=== What the exercise asks ===
Check every line of the entries below for the word "Advanced", and copy the ones that have it.

Dataset entries:
"""

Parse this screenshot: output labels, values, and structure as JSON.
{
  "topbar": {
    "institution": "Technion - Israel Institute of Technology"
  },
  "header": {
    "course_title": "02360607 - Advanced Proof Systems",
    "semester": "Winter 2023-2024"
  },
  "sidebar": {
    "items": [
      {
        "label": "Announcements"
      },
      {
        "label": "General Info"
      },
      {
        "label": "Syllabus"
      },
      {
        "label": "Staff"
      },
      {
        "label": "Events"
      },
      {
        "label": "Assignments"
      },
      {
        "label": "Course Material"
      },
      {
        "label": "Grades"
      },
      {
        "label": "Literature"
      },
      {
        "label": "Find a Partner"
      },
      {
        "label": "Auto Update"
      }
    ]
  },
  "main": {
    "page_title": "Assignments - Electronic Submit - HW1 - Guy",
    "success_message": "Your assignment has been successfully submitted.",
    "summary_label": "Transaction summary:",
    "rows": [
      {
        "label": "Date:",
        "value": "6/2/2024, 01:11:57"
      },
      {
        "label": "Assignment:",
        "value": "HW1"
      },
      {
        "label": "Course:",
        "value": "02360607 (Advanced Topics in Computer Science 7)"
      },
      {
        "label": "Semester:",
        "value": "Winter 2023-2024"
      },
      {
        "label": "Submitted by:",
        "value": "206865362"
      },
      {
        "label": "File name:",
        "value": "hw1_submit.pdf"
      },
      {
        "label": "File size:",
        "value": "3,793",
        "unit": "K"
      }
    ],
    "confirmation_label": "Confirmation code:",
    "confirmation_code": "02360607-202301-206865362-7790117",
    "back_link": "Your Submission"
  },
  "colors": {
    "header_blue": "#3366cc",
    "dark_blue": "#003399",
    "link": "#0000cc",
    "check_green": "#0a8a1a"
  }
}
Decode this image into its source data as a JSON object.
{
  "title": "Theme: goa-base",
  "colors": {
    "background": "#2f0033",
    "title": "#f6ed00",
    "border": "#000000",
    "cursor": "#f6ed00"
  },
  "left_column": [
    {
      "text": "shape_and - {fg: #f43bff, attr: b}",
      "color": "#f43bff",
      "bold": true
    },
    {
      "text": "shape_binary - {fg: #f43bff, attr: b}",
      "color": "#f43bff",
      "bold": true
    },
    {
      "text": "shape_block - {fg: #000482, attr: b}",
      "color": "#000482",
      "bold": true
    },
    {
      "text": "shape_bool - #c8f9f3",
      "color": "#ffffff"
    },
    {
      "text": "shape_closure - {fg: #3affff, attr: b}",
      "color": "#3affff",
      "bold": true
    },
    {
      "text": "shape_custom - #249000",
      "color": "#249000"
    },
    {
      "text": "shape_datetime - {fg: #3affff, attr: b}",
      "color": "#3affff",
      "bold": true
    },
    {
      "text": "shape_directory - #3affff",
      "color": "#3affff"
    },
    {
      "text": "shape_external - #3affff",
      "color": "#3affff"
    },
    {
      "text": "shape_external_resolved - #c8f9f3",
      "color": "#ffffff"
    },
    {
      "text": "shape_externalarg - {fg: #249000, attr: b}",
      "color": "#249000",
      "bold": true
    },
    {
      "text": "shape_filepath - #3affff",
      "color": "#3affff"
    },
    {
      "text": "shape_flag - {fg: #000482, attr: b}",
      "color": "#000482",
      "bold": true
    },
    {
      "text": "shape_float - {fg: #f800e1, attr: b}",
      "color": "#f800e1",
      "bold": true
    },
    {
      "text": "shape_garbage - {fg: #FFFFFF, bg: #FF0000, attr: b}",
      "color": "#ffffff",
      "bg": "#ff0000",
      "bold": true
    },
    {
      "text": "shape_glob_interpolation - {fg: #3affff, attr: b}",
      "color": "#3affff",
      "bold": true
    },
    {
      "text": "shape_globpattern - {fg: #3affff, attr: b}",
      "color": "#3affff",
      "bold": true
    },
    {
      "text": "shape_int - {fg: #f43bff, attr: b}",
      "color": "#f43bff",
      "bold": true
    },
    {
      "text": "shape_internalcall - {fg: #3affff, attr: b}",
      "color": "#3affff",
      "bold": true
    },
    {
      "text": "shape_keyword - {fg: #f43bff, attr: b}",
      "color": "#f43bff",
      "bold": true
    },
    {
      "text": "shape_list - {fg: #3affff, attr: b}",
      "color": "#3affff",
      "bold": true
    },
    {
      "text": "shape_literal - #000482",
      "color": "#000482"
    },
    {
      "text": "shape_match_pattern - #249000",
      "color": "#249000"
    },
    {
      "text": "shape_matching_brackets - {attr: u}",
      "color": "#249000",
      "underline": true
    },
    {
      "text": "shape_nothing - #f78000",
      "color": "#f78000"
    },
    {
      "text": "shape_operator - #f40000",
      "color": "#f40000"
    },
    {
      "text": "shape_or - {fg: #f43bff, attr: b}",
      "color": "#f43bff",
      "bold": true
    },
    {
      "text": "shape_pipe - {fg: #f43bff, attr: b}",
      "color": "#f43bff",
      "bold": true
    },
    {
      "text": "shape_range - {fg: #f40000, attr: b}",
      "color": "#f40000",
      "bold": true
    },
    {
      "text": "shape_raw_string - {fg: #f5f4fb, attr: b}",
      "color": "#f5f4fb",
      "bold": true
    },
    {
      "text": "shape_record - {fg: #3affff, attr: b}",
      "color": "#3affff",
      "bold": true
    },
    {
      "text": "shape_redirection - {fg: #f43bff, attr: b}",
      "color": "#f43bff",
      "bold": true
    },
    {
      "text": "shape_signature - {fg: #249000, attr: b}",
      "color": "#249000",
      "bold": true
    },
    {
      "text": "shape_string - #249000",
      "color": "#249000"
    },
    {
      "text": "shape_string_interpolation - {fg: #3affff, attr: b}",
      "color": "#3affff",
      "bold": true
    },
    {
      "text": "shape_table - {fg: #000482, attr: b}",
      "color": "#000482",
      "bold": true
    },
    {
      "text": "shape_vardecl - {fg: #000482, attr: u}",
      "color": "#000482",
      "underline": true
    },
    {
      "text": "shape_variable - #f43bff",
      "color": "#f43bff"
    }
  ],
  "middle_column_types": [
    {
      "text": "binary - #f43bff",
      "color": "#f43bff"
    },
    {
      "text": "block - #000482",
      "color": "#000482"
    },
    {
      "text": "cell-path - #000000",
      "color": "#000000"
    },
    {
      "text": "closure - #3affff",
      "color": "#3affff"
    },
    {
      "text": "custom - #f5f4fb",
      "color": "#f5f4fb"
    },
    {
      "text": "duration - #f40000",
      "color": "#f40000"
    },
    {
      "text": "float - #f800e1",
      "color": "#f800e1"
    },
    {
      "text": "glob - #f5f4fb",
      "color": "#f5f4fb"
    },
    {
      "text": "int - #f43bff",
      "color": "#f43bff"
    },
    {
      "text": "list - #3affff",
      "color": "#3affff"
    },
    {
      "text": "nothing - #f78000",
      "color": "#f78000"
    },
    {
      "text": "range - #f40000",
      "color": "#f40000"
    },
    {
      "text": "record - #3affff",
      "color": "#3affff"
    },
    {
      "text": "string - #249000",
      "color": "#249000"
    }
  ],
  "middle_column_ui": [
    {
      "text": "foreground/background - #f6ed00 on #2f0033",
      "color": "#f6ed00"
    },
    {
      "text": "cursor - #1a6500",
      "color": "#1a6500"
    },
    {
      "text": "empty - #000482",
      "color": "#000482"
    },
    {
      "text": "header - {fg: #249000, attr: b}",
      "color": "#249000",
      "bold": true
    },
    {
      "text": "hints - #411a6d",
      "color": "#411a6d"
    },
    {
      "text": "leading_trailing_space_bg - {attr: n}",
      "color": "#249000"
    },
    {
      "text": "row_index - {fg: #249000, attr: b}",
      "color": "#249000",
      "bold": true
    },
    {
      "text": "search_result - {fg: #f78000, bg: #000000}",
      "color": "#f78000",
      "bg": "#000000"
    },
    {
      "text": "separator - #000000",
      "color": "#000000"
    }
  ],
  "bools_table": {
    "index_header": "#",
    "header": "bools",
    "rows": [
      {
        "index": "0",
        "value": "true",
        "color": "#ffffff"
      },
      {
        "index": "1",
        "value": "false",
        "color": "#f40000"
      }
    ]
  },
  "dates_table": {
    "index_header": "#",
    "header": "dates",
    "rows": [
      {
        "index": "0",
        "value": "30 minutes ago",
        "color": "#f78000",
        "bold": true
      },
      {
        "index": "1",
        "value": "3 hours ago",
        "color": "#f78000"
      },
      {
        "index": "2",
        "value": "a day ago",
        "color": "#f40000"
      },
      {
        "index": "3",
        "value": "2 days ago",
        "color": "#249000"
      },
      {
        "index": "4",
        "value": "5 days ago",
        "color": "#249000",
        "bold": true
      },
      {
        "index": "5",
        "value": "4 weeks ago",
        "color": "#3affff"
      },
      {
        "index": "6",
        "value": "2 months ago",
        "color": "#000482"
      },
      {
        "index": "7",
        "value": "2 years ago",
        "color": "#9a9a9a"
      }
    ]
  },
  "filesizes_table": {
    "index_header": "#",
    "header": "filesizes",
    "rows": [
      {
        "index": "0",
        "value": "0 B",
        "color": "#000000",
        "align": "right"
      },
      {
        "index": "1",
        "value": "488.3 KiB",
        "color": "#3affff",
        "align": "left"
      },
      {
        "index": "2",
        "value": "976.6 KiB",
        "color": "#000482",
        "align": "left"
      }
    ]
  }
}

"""

=== Written solution ===
    "course_title": "02360607 - Advanced Proof Systems",
        "value": "02360607 (Advanced Topics in Computer Science 7)"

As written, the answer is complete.